= Your objective =
Every line of the material is to be returned verbatim. Pictures stay out.
[[ Records to process, beginning ]]
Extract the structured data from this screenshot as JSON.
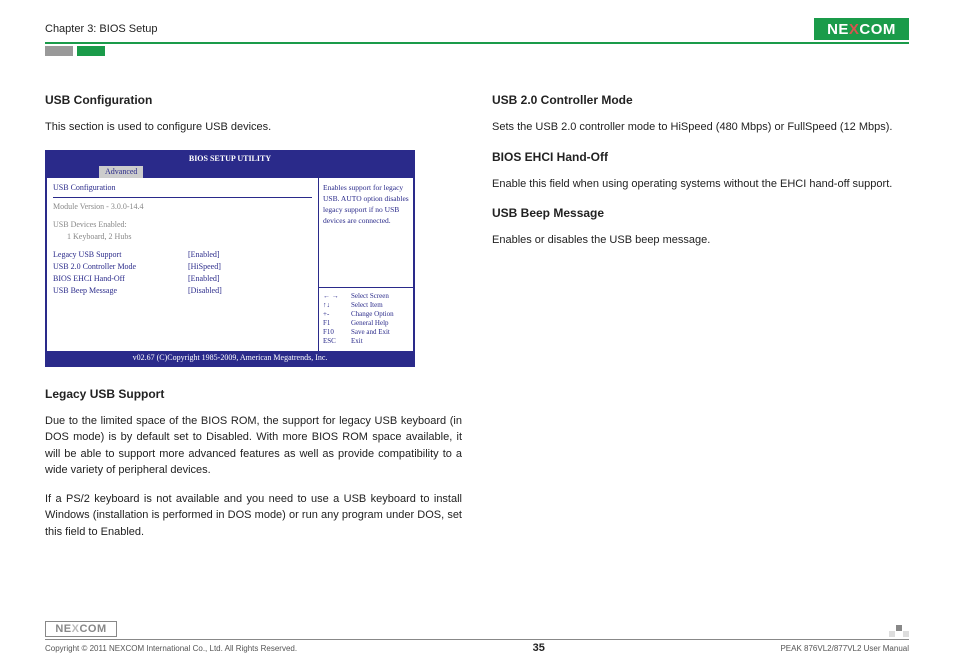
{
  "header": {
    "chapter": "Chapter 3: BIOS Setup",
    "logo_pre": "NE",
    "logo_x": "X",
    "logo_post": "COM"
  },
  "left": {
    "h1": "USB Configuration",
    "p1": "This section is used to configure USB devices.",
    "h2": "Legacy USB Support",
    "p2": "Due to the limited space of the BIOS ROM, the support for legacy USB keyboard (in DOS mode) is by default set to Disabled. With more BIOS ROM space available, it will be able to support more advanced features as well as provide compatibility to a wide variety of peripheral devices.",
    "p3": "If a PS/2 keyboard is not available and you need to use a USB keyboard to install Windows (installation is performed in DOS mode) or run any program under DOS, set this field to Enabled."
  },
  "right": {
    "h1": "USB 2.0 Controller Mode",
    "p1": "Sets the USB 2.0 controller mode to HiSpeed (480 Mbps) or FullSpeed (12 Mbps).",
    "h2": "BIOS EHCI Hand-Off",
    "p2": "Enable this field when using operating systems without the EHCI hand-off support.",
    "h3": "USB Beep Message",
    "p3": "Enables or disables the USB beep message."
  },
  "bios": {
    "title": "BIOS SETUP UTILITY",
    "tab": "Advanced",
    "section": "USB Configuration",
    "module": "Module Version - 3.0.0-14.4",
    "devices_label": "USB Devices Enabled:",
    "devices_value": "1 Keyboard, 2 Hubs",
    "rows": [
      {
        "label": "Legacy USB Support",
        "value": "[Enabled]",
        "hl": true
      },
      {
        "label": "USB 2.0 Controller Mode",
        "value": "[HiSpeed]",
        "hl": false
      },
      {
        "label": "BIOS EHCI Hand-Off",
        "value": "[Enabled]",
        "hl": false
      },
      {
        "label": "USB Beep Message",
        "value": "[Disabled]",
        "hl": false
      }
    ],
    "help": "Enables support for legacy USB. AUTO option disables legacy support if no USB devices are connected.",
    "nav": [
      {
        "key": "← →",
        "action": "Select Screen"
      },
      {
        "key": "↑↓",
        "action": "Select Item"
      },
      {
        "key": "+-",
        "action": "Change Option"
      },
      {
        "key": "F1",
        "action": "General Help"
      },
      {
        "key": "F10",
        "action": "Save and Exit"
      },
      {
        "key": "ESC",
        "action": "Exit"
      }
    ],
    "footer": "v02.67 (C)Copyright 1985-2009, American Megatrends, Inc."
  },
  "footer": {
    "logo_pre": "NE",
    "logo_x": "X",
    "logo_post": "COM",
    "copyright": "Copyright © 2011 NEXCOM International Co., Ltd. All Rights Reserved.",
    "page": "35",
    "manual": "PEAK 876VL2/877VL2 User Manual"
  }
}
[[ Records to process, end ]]
= Output for this exercise =
Extract the structured data from this screenshot as JSON.
{
  "header": {
    "chapter": "Chapter 3: BIOS Setup",
    "logo_pre": "NE",
    "logo_x": "X",
    "logo_post": "COM"
  },
  "left": {
    "h1": "USB Configuration",
    "p1": "This section is used to configure USB devices.",
    "h2": "Legacy USB Support",
    "p2": "Due to the limited space of the BIOS ROM, the support for legacy USB keyboard (in DOS mode) is by default set to Disabled. With more BIOS ROM space available, it will be able to support more advanced features as well as provide compatibility to a wide variety of peripheral devices.",
    "p3": "If a PS/2 keyboard is not available and you need to use a USB keyboard to install Windows (installation is performed in DOS mode) or run any program under DOS, set this field to Enabled."
  },
  "right": {
    "h1": "USB 2.0 Controller Mode",
    "p1": "Sets the USB 2.0 controller mode to HiSpeed (480 Mbps) or FullSpeed (12 Mbps).",
    "h2": "BIOS EHCI Hand-Off",
    "p2": "Enable this field when using operating systems without the EHCI hand-off support.",
    "h3": "USB Beep Message",
    "p3": "Enables or disables the USB beep message."
  },
  "bios": {
    "title": "BIOS SETUP UTILITY",
    "tab": "Advanced",
    "section": "USB Configuration",
    "module": "Module Version - 3.0.0-14.4",
    "devices_label": "USB Devices Enabled:",
    "devices_value": "1 Keyboard, 2 Hubs",
    "rows": [
      {
        "label": "Legacy USB Support",
        "value": "[Enabled]",
        "hl": true
      },
      {
        "label": "USB 2.0 Controller Mode",
        "value": "[HiSpeed]",
        "hl": false
      },
      {
        "label": "BIOS EHCI Hand-Off",
        "value": "[Enabled]",
        "hl": false
      },
      {
        "label": "USB Beep Message",
        "value": "[Disabled]",
        "hl": false
      }
    ],
    "help": "Enables support for legacy USB. AUTO option disables legacy support if no USB devices are connected.",
    "nav": [
      {
        "key": "← →",
        "action": "Select Screen"
      },
      {
        "key": "↑↓",
        "action": "Select Item"
      },
      {
        "key": "+-",
        "action": "Change Option"
      },
      {
        "key": "F1",
        "action": "General Help"
      },
      {
        "key": "F10",
        "action": "Save and Exit"
      },
      {
        "key": "ESC",
        "action": "Exit"
      }
    ],
    "footer": "v02.67 (C)Copyright 1985-2009, American Megatrends, Inc."
  },
  "footer": {
    "logo_pre": "NE",
    "logo_x": "X",
    "logo_post": "COM",
    "copyright": "Copyright © 2011 NEXCOM International Co., Ltd. All Rights Reserved.",
    "page": "35",
    "manual": "PEAK 876VL2/877VL2 User Manual"
  }
}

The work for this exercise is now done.